_EXERCISE PROMPT_: Scan the data below for the string "selected". Show every line where it turns up.

[Dataset items]
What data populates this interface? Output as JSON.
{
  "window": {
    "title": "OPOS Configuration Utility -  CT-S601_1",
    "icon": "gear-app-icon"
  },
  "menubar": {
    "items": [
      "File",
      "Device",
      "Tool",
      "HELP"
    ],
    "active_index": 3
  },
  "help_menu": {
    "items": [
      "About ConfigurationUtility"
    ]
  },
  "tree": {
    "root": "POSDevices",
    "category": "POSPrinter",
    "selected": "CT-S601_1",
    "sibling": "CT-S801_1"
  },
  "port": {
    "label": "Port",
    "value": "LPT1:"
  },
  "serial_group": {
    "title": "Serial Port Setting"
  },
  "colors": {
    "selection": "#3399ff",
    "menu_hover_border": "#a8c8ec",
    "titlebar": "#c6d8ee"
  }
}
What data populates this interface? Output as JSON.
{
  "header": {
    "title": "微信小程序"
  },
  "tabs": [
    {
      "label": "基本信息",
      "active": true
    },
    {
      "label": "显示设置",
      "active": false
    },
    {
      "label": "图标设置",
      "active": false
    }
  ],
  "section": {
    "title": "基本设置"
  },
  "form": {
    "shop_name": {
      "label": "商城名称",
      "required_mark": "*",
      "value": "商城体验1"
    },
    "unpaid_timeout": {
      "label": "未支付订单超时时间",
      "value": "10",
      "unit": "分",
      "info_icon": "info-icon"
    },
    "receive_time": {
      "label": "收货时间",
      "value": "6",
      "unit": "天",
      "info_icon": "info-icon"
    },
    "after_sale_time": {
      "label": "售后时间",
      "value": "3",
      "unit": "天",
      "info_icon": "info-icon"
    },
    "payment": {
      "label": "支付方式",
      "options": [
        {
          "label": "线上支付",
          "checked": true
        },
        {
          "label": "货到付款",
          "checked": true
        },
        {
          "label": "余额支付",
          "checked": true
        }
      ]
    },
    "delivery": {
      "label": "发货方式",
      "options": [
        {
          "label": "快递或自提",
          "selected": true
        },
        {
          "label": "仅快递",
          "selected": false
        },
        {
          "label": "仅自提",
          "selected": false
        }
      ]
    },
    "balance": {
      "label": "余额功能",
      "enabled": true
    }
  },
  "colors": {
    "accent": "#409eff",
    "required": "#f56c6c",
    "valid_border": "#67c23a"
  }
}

_WRITTEN ANSWER_:
    "selected": "CT-S601_1",
          "selected": true
          "selected": false
          "selected": false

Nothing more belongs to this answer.